But of all these great masters, none felt the suffocation of Beethoven’s shadow more than Johannes Brahms (1833 – 1897). At nearly 50 years old, he publicly declared, “I shall never write a symphony! You can’t have any idea what it’s like to hear such a giant [Beethoven] marching behind you.” That must have sounded even more menacing in German than this English translation. I wonder how much of this was purely this younger generations’ impressions of Beethoven’s music, and how much was just the psychology of aggrandizement, personal or public. It makes me think of this particular era of Tiger Woods at the top of his game: he was, without a doubt, one of the greatest golfers ever, if not the greatest. But there was a stretch in the early to mid 2000s where he was winning nearly 50% of the tournaments he entered. Looking at decades of stats this is surely more than objective dominance in a sport that is beyond unforgiving to the slightest dip in performance; there has to be some sort of psychological aspect that sapped the confidence of anyone else in that tournament. Everyone must have felt like they were playing for second, and that sounds very similar to the rhetoric we find in history books about the generation of composers after Beethoven.
The Symphonies of Brahms
But, Brahms did go on to write a First Symphony. He wrote four, in fact, and they deserve to be in that upper echelon of symphonies alongside the best of Haydn, Mozart, Beethoven, and Mahler. He directly, and I mean very directly, took the Beethovenian implements I described above and made them his own in his own voice and on an even grander scale. Despite decades of intimidation, his First Symphony likely achieved far greater heights because of his fear of Beethoven’s shadow. He spent 20+ years working on it, and along that path he crafted his own inheritance of the estate that Beethoven created. It isn’t Beethoven-light, Beethoven-derivative, or lipstick on a Beethoven pig; it’s a masterpiece that made a definitive statement to the late 19th-century: Beethoven’s legacy has many generations of life left in it, and I am the torch bearer that will continue it. This is the moment Of course Richard Wagner had very different ideas, but that’s something we can explore in another program in another season. For now, get yourself to Jacoby Symphony Hall this Friday or Saturday evening to hear this thread in gorgeous, moving music. You’ll pick up on this heritage while listening live in ways you never will listening to Spotify or a CD.

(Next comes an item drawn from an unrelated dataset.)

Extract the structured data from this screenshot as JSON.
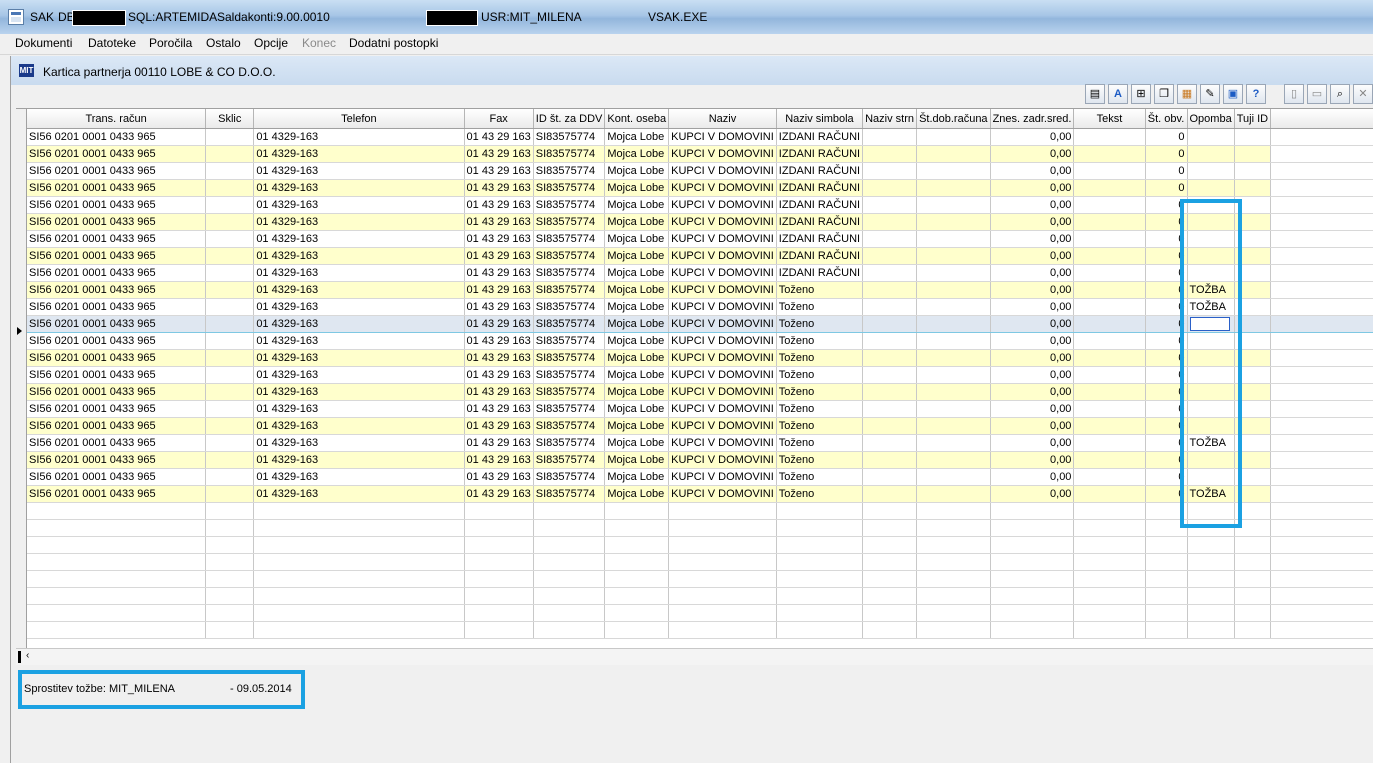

Learn More & Watch Live
To learn more about this program, “Beethoven to Brahms,” featuring Brahms triumphant Symphony No. 1, be sure to read the full program notes as well as Markus Stenz’s full bio. Interested in watching live? Tickets are still available to purchase on the Beethoven to Brahms event page for Friday, February 18, and Saturday, February 19, at 7:30 PM.